It's important to remember that with these serious offences, a conviction must be entered, or a sentence passed, before a referral can be made to the Program. Restorative justice is not necessarily about avoiding incarceration. There is also no guarantee that participation in a restorative justice process will result in a ‘lighter’ sentence than the normal court process would.
Restorative justice offers a more demanding, active, and clear opportunity for offenders to be held directly accountable to the victim and the community they have harmed. Rather than being soft on crime, restorative justice requires the offender to behave more responsibly by making amends to the victim and community.
Some would suggest that it is more difficult for an offender to meet face-to-face with the victim of their crime than to proceed through the criminal justice system. In the traditional system offenders are not required to accept responsibility for their actions, are not held accountable for their actions, and are not required to explain their actions. Many offenders proceed through the system with a lawyer who speaks on their behalf.
Participation in the Program is completely voluntary for all participants.
One of the primary goals of the Program is to increase victim satisfaction in the system by giving them an active role in the justice process. Every effort will therefore be made to provide the victim with the information, preparation, and support they need in order to participate in a restorative justice process.
If a victim does not want to participate in a restorative justice process, others including family or community members could participate on their behalf. These individuals could speak to the impact the crime has had on them.

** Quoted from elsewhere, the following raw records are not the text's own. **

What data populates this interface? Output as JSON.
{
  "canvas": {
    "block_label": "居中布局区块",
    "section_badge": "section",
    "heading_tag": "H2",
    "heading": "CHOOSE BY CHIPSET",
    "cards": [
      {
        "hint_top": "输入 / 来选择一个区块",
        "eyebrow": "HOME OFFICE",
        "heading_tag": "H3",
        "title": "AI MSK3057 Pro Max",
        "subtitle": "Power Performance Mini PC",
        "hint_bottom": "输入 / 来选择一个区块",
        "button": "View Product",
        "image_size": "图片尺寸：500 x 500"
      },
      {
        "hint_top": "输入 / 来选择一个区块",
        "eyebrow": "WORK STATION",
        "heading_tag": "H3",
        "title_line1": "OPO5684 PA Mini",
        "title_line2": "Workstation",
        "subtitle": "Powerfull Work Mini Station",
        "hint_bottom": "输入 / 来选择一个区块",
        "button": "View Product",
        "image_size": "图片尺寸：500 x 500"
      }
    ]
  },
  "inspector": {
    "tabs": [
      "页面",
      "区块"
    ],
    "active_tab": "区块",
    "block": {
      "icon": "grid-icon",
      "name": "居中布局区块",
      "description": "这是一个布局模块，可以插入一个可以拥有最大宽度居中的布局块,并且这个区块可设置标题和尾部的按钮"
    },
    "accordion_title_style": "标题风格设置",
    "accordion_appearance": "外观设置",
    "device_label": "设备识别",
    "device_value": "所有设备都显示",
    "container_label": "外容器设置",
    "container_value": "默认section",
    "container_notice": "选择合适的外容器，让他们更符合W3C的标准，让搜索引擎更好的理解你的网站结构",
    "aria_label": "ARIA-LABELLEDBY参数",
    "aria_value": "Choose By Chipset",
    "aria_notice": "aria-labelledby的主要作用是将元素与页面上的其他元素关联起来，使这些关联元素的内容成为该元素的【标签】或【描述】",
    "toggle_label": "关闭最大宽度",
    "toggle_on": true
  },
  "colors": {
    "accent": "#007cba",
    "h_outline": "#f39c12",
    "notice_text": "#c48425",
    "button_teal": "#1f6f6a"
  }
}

Certain offences, such as drug offences, are often called “victimless” crimes. They do, however, have a dramatic effect on an entire community. In cases such as this, representatives from the community in general, or a citizen’s group, could participate in a restorative justice process and speak about the effect the crime has had on the community.
The term community, as used in restorative justice, is not necessarily a physical or geographic region. Community is defined as the "community of the incident" including:
Yes and with great success. Large urban centres often have the benefit of having a more comprehensive network of resources to which offenders and victims can be referred.
Restorative justice focuses on identifying the underlying causes which may have led to the offender committing a crime. The following conditions are important:
Restorative justice provides an opportunity for the justice system to start working more collaboratively with other service providers, such as schools, health organizations, child protection agencies, and other social service agencies, in an effort to address the underlying causes of crime.